- What you will do: Keep every line in which "JSON" occurs and drop the rest of the data.

- Records for the exercise:
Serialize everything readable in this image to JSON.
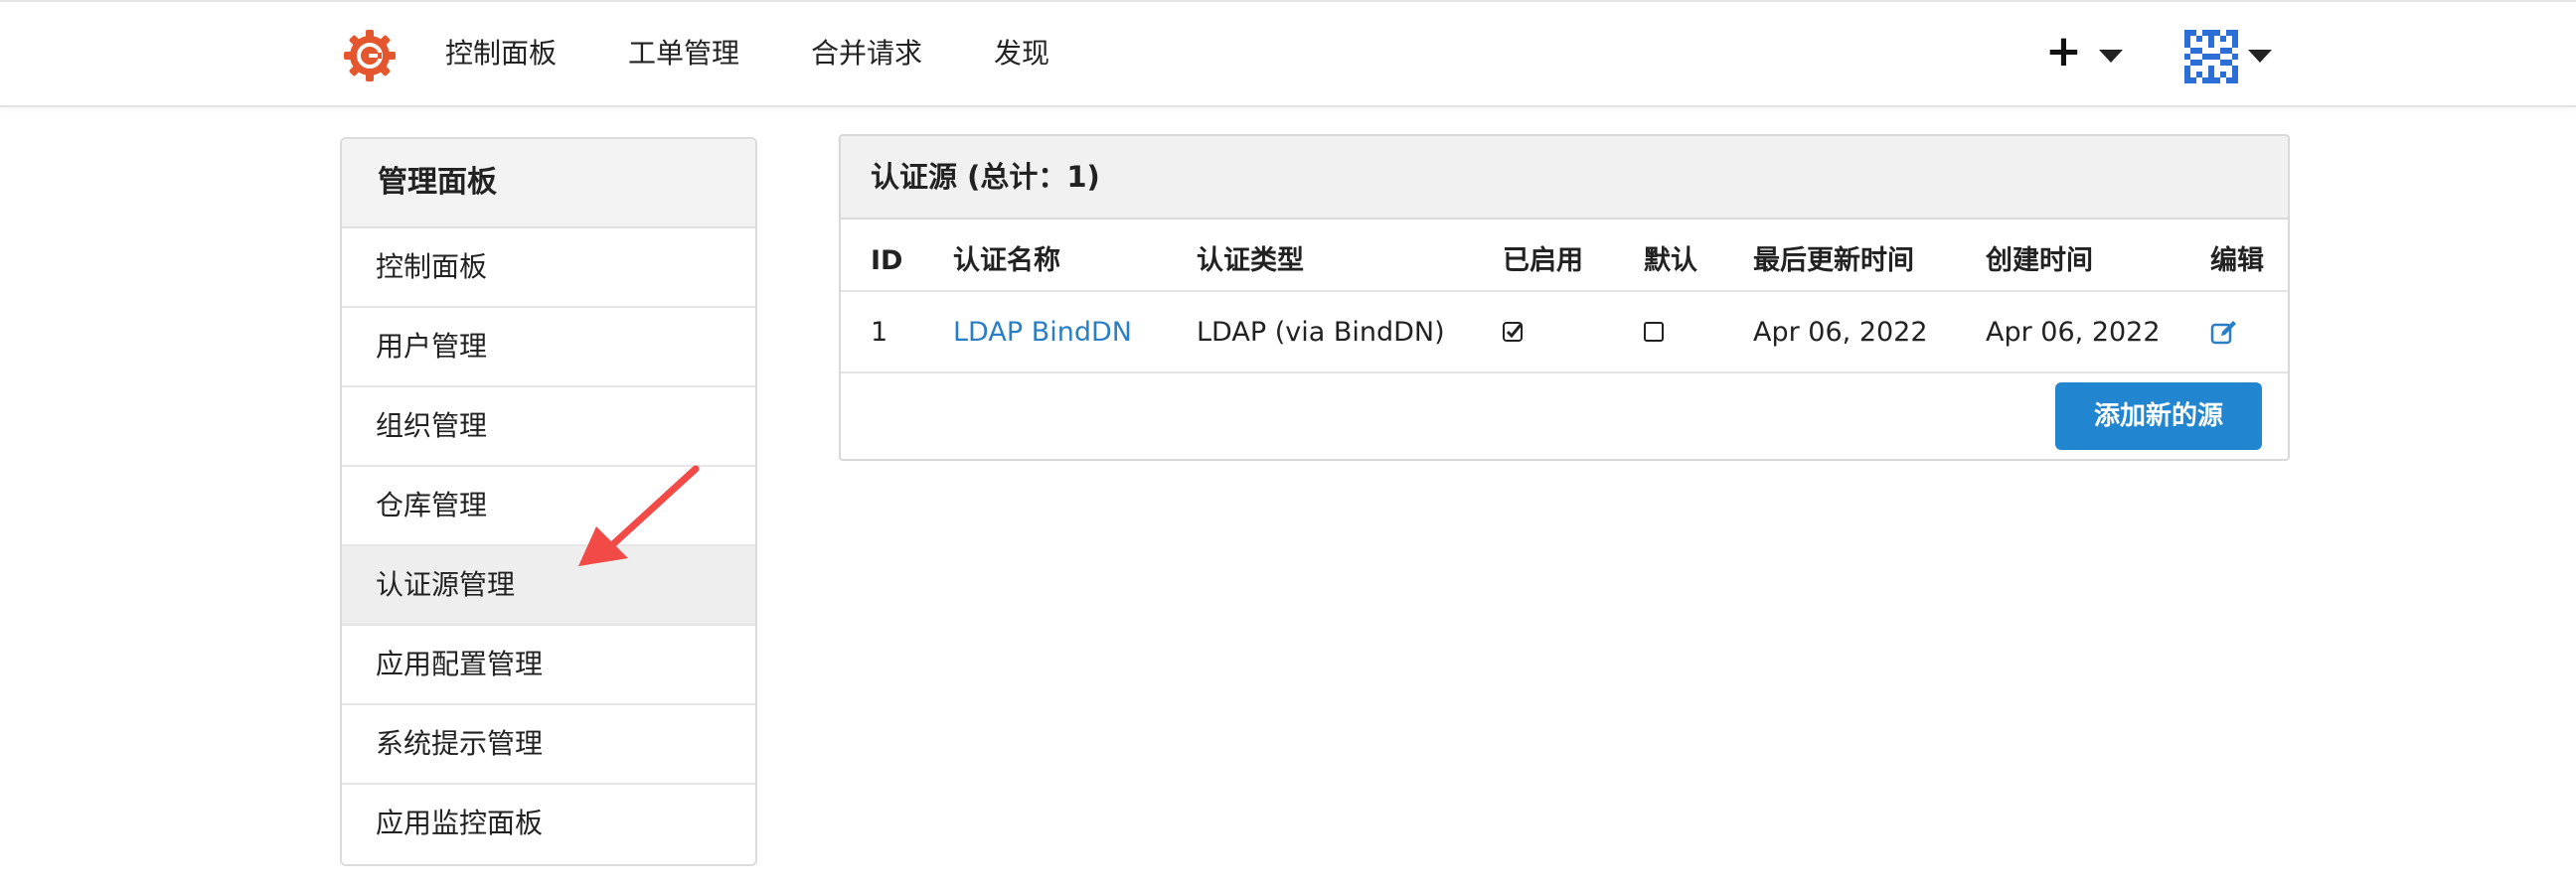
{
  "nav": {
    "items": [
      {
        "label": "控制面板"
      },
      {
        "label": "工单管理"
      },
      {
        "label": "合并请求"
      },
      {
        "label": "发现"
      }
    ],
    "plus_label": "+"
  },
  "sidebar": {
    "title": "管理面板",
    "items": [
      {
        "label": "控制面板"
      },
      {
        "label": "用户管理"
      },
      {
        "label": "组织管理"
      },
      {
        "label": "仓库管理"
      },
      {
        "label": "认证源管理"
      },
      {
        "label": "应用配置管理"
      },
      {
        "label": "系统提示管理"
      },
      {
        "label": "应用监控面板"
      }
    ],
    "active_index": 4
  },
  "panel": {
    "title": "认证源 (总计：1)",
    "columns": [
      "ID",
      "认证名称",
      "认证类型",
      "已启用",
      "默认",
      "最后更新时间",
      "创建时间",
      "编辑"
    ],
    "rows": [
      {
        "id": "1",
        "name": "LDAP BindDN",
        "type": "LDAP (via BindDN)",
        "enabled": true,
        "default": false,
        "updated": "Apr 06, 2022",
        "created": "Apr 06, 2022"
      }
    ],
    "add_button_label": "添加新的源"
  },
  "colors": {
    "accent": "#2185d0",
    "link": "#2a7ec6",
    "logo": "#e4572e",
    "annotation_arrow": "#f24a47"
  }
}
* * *
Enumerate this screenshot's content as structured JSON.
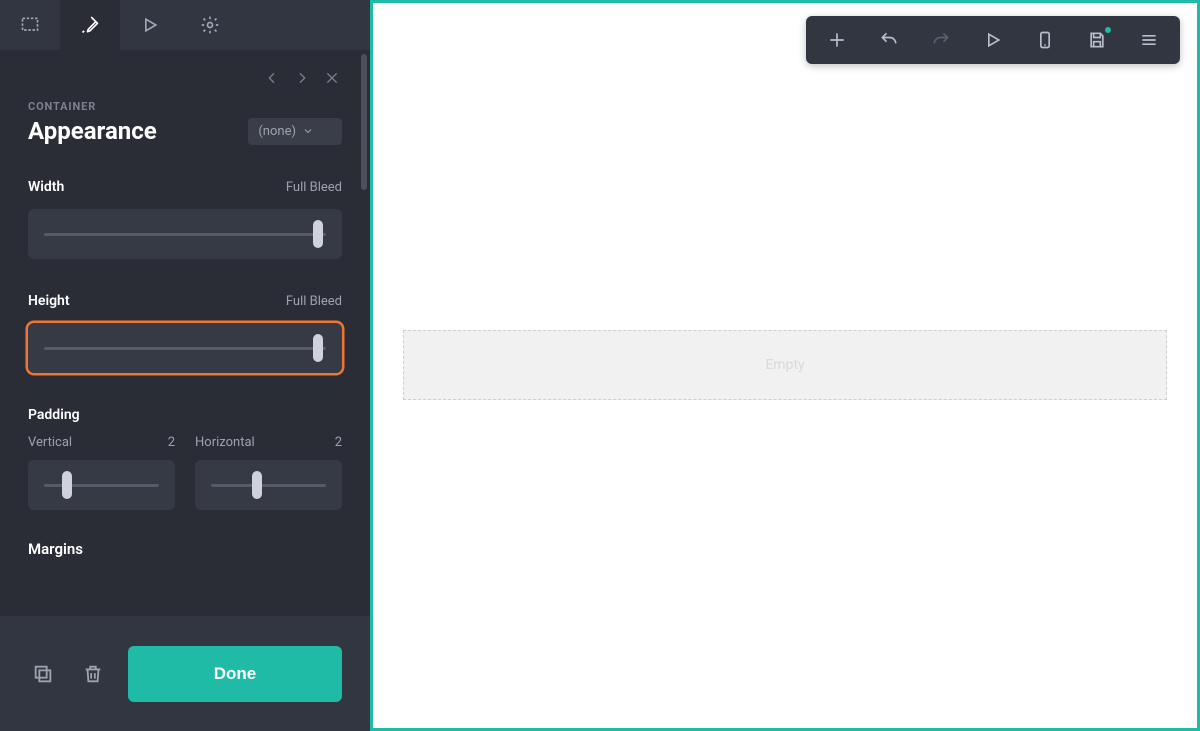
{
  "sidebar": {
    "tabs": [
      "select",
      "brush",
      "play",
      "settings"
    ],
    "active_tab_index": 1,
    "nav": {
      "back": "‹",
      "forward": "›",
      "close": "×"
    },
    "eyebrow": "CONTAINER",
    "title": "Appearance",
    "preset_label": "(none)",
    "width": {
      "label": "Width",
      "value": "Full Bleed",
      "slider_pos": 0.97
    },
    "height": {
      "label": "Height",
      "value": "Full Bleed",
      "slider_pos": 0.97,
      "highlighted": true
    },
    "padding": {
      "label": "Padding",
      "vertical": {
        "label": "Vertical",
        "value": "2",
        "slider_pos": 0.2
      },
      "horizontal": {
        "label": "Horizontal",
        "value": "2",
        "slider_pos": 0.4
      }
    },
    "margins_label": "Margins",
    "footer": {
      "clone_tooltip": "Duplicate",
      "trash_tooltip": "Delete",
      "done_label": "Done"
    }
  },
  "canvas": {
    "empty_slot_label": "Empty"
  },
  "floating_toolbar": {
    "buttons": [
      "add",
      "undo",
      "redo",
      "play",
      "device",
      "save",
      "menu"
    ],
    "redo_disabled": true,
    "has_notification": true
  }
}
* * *
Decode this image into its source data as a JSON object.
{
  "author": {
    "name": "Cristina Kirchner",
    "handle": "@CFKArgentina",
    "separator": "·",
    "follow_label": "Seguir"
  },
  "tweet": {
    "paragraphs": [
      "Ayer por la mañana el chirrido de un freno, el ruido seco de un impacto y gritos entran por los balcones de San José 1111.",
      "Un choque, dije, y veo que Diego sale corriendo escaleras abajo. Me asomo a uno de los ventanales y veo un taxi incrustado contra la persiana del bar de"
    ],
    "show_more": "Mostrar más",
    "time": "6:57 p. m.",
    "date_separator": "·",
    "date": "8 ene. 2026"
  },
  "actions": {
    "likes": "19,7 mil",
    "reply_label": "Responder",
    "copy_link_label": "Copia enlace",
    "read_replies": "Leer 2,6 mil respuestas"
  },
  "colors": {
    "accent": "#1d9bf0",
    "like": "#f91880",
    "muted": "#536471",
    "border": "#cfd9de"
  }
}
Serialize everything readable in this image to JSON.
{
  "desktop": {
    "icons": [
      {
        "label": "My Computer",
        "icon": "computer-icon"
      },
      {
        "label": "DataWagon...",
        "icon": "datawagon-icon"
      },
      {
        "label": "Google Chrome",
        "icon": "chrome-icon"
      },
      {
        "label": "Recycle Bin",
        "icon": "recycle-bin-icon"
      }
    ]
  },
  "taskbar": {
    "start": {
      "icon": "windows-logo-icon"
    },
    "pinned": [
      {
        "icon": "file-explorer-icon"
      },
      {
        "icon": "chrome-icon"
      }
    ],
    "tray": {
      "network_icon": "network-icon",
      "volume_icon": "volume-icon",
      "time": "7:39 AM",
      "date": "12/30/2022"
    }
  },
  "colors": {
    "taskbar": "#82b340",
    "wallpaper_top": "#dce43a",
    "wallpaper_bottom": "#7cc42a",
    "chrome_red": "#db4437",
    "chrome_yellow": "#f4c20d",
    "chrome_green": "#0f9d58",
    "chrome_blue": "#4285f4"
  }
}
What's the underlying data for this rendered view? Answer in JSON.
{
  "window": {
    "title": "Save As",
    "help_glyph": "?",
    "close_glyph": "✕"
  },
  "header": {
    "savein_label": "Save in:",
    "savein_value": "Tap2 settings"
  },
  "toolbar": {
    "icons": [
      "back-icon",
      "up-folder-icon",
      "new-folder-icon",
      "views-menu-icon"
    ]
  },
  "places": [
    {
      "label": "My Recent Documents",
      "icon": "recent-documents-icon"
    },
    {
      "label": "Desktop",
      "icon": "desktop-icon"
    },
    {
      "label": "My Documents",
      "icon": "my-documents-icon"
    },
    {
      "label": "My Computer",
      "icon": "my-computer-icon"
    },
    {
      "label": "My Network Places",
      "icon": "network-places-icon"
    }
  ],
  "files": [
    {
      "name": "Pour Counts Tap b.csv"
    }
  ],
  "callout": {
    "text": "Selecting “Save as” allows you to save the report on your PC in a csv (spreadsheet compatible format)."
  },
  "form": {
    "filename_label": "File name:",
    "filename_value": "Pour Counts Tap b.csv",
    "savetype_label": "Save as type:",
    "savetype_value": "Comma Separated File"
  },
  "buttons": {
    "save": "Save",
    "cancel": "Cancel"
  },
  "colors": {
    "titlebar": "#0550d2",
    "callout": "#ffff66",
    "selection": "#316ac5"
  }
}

- Exercise solution:
Serialize everything readable in this image to JSON.
Enumerate this screenshot's content as structured JSON.
Decode this image into its source data as a JSON object.
Serialize everything readable in this image to JSON.
What's the underlying data for this rendered view? Answer in JSON.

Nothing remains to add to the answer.